#2 in a series of discussions on Florida’s Motor Vehicle No-Fault
Prior to the passage of Florida’s Motor Vehicle No-Fault Law anyone involved in a car or motor vehicle accident had the legal right to seek damages for their accident related injuries without any pre-conditions to filing a lawsuit. In addition, car or motor vehicle insurance was not mandatory in the state of Florida prior to Florida’s Motor Vehicle No-Fault Law (and in fact, approximately 60% of all car owners in the state of Florida were uninsured prior to the passage of Florida’s Motor Vehicle No-Fault Law). It is this writer’s opinion that the insurance industry and their special interests intended to have laws passed that would make it mandatory that all operators of cars or motor vehicles must obtain car or motor vehicle insurance in order to astronomically increase their gross revenues by collecting previously non-existent insurance premium payments from that non-participating 60% of the car owners in Florida – an extraordinary increase in the sheer number of payments, alone.

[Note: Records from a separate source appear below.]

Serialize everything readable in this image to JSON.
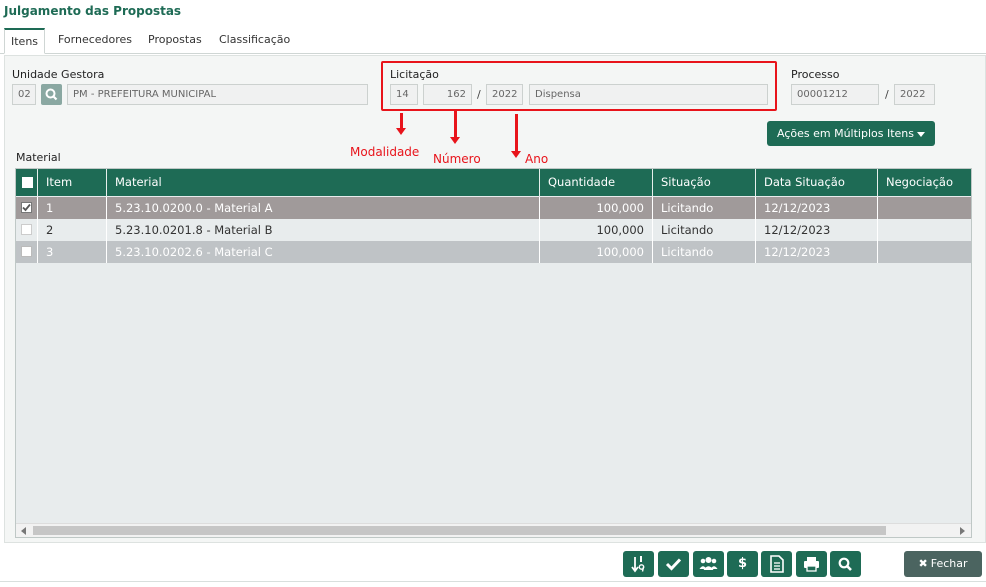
{
  "page": {
    "title": "Julgamento das Propostas"
  },
  "tabs": [
    {
      "label": "Itens"
    },
    {
      "label": "Fornecedores"
    },
    {
      "label": "Propostas"
    },
    {
      "label": "Classificação"
    }
  ],
  "form": {
    "unidade": {
      "label": "Unidade Gestora",
      "code": "02",
      "name": "PM - PREFEITURA MUNICIPAL"
    },
    "licitacao": {
      "label": "Licitação",
      "modalidade": "14",
      "numero": "162",
      "ano": "2022",
      "descricao": "Dispensa"
    },
    "processo": {
      "label": "Processo",
      "numero": "00001212",
      "ano": "2022"
    },
    "slash": "/"
  },
  "annotations": {
    "modalidade": "Modalidade",
    "numero": "Número",
    "ano": "Ano"
  },
  "acoes_button": "Ações em Múltiplos Itens",
  "material_section": "Material",
  "table": {
    "columns": [
      "Item",
      "Material",
      "Quantidade",
      "Situação",
      "Data Situação",
      "Negociação"
    ],
    "rows": [
      {
        "checked": true,
        "item": "1",
        "material": "5.23.10.0200.0 - Material A",
        "quantidade": "100,000",
        "situacao": "Licitando",
        "data": "12/12/2023",
        "negociacao": ""
      },
      {
        "checked": false,
        "item": "2",
        "material": "5.23.10.0201.8 - Material B",
        "quantidade": "100,000",
        "situacao": "Licitando",
        "data": "12/12/2023",
        "negociacao": ""
      },
      {
        "checked": false,
        "item": "3",
        "material": "5.23.10.0202.6 - Material C",
        "quantidade": "100,000",
        "situacao": "Licitando",
        "data": "12/12/2023",
        "negociacao": ""
      }
    ]
  },
  "toolbar": {
    "icons": [
      "sort-numeric-icon",
      "check-icon",
      "users-icon",
      "dollar-icon",
      "document-icon",
      "print-icon",
      "search-icon"
    ],
    "dollar_label": "$",
    "fechar_label": "Fechar"
  },
  "colors": {
    "primary": "#1e6b55",
    "annotation": "#e8141b",
    "row_selected": "#a09a9a",
    "row_alt": "#bfc3c6"
  }
}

The insurance industry’s premise for making car insurance mandatory was predicated upon a misleading concept that their insured would receive greater value in not having to prove fault before being able to receive benefits for medical expense and lost wages, instead of having to wait for medical or chiropractic care and the payment of lost wages until a court of law determined who was at fault for the accident. The original enactments of this Act provided for these benefits (PIP or Personal Injury Protection Benefits) with up to $10,000 of benefits, at 80% of any related medical expense including chiropractic care, and inclusive of 60% of a claimants gross lost wages to be paid, also from that $10,000 source. Fault would not be a determining factor in order to receive these PIP benefits. What was not and has never been candidly revealed to the insured public in the state of Florida at that time was that the insurance industry was permitted to sell this $10,000 PIP coverage with an $8,000 deductible – meaning that before the insurance company would pay dollar one, the injured insured would have to personally pay the first $8,000! Frankly, no one could easily afford to do so then, or now, and therefore obviously the intention of this act was not to actually pay the average insured one penny!